SASB Standards identify sustainability disclosure topics that are reasonably likely to significantly impact the financial condition, operating performance, or risk profile of the typical company in each of 77 industries. Therefore, SASB Standards are a useful tool to guide company disclosure of sustainability information that a company has determined to be material to its business. Although different disclosure frameworks and standards have adopted a range of definitions of “materiality” focused on different users and objectives, SASB Standards are designed to facilitate the disclosure of the subset of sustainability information most likely to be considered by investors in their assessments of enterprise value. SASB Standards are designed to be used in communication to investors and other providers of financial capital.

Oversight of the SASB Standards has transitioned from the SASB Standards Board to the International Sustainability Standards Board (ISSB) of the IFRS Foundation. To stay informed about the work of the ISSB and receive notifications of IFRS Sustainability Disclosure Standards exposure drafts open for public comment, visit the IFRS Foundation's notifications dashboard.

Oversight of the SASB Standards has transitioned from the SASB Standards Board to the International Sustainability Standards Board (ISSB) of the IFRS Foundation. The IFRS Foundation transparently provides stakeholders with a view into the ISSB’s agenda, activities, deliberations, decisions, active projects and other standards-related updates. Visit the IFRS Foundation notifications dashboard to stay informed about the work of the ISSB.

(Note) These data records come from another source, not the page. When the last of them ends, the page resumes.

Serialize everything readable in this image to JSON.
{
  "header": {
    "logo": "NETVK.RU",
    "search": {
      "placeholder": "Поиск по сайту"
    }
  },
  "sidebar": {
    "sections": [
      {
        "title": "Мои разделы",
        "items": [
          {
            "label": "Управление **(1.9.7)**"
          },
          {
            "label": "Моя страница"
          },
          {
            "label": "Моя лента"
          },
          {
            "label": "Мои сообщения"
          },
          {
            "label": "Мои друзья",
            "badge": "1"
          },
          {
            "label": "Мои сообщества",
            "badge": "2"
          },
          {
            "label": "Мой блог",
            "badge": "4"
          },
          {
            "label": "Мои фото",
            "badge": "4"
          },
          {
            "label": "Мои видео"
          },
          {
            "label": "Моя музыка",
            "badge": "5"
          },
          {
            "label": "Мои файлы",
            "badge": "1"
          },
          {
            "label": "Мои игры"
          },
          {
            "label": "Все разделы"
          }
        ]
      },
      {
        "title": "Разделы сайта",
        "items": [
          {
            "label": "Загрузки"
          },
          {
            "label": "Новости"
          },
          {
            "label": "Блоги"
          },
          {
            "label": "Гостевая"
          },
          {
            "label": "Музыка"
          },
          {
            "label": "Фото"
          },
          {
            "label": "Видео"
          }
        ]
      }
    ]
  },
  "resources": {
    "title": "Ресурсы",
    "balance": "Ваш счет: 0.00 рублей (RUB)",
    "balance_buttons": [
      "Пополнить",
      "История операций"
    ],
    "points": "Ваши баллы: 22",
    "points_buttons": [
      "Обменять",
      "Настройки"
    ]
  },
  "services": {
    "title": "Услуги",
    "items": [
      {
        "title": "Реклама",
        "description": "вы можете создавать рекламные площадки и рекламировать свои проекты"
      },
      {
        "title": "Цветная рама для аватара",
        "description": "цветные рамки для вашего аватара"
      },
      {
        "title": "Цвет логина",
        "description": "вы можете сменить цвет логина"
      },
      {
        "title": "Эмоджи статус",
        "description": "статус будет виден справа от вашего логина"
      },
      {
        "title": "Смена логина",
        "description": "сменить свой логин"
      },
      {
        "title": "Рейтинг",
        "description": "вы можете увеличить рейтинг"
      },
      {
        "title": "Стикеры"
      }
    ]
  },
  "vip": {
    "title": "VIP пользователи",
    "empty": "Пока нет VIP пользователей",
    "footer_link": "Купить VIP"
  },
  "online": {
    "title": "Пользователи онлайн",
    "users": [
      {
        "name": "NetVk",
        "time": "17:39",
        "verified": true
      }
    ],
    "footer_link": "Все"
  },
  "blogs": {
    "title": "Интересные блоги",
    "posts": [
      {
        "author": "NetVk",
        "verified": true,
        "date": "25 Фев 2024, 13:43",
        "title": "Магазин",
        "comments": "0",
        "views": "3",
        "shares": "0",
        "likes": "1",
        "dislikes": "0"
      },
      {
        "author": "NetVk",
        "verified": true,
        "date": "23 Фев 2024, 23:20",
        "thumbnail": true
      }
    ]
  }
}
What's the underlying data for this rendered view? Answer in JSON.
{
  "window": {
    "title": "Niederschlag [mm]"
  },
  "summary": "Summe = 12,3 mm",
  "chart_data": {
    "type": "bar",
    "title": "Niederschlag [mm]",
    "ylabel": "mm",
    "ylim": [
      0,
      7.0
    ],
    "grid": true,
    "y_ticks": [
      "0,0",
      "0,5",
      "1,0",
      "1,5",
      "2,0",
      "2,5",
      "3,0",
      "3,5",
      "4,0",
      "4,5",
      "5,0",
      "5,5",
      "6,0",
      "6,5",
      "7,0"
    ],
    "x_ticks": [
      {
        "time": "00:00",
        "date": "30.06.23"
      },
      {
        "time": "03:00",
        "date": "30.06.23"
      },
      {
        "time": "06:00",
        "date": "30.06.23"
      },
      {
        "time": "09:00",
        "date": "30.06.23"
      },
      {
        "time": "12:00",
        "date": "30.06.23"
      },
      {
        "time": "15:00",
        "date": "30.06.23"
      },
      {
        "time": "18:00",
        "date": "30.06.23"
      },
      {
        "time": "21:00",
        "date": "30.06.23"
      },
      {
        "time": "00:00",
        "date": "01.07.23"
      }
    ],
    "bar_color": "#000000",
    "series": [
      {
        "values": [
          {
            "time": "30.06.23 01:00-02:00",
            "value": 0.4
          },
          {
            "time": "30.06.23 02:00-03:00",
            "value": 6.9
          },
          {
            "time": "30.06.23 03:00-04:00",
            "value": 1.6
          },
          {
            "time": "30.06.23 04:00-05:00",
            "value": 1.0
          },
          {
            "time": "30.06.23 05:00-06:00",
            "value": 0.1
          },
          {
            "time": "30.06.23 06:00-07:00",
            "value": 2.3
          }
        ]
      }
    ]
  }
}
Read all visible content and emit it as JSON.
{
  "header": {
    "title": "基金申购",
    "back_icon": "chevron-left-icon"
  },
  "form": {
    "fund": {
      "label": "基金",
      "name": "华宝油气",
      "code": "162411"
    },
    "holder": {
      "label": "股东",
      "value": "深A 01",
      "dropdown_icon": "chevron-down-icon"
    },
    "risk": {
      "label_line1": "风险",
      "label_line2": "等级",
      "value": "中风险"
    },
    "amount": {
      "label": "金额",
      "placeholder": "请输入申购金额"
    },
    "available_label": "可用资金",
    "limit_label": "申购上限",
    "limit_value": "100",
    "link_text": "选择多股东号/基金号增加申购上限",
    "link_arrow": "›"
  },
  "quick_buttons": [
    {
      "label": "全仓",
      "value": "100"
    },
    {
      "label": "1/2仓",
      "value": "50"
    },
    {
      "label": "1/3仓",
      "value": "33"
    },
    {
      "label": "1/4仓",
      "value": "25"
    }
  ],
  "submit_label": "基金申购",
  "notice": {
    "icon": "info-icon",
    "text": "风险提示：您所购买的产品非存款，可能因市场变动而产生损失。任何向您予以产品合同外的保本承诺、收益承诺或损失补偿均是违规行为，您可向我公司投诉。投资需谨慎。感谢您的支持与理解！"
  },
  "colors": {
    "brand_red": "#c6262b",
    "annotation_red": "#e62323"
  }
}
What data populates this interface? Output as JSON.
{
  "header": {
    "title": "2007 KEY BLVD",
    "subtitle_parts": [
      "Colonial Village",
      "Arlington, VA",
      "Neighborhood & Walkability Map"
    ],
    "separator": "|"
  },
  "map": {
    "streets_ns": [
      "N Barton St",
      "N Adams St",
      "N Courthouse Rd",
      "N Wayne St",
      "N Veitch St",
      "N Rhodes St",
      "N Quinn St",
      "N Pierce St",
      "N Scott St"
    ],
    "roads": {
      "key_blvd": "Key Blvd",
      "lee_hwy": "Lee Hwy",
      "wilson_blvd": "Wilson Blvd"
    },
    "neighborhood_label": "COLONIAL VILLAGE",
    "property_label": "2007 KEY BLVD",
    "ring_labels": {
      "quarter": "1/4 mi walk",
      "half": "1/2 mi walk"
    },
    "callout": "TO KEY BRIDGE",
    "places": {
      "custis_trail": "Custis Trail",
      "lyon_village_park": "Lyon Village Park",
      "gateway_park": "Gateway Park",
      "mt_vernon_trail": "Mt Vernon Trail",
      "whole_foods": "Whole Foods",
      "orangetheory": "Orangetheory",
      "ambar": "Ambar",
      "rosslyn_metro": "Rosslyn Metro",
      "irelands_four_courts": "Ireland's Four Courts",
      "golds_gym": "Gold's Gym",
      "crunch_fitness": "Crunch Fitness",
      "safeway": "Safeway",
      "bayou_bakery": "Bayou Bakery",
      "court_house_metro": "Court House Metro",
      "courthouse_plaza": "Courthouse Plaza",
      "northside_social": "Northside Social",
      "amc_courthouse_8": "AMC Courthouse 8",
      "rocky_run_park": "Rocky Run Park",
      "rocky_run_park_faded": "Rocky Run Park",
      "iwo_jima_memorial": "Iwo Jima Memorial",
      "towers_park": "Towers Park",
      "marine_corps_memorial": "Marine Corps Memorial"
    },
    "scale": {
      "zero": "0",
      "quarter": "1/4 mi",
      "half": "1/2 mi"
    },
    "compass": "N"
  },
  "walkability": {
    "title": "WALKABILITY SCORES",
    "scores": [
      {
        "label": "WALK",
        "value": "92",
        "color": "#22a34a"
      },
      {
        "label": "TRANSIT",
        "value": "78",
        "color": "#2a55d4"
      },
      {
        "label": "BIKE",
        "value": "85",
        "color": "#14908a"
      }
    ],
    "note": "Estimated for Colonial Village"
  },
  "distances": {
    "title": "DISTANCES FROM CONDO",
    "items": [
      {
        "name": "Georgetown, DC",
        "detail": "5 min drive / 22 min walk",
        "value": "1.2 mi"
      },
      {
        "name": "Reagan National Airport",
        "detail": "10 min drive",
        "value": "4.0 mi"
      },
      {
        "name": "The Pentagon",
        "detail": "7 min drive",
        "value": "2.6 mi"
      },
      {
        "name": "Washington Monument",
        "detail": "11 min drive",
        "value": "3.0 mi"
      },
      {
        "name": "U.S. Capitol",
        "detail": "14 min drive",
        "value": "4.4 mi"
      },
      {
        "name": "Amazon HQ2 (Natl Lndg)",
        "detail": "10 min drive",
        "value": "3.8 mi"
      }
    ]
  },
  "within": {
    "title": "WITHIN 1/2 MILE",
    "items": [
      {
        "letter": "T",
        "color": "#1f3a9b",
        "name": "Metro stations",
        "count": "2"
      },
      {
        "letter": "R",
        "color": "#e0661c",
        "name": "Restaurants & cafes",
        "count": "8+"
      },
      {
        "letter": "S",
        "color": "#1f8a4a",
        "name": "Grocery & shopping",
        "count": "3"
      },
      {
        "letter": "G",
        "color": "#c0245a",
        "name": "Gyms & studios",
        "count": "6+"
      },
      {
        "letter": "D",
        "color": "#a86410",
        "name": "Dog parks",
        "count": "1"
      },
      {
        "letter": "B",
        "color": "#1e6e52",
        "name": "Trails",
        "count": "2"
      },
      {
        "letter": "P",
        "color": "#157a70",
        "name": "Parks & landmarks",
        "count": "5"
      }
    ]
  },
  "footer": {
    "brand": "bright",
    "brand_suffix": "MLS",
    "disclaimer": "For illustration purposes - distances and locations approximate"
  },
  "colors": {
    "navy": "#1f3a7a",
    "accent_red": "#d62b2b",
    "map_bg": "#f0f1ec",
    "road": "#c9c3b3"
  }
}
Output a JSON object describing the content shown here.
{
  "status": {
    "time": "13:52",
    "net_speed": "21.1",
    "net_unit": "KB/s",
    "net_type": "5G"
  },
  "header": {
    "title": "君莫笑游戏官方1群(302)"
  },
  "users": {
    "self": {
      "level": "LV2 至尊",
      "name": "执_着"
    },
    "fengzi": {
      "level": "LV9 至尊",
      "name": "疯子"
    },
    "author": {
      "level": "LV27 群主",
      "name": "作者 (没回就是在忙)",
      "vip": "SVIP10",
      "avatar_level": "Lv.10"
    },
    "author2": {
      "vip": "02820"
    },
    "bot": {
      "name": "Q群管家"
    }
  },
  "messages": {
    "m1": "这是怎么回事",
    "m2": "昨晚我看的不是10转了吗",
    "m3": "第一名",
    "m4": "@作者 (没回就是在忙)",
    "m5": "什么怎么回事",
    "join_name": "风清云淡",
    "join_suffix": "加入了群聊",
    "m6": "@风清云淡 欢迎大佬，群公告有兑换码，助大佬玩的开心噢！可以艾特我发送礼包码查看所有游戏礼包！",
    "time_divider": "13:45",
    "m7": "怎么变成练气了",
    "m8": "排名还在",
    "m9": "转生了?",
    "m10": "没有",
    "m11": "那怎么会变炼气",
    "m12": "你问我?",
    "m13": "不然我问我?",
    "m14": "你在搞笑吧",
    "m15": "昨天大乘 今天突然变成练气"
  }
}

The approach to governance in the SASB Standards differs from a more traditional assessment of board structures, processes and shareholder rights. Because many of these traditional governance topics are addressed by existing regulation—including stock exchange listing requirements and industry-based or jurisdictional principles and codes—SASB Standards instead include industry-based performance metrics likely to serve as indicators of governance quality, such as fines and settlements, violations, accidents, etc. In this regard, SASB Standards recognize that while corporate governance drives value across every sector, each industry also has its own unique governance profile. For example, the governance issues most likely to be considered in investors’ assessments of enterprise value might involve systemic risks (as in the Financials sector), or operations in highly regulated markets (as in the Infrastructure sector) SASB Standards metrics for these and other issues are intended to complement—not replace—existing, well-established frameworks for reporting on traditional governance issues, such as those developed by the International Corporate Governance Network (ICGN), the Council of Institutional Investors (CII) and the Investor Stewardship Group.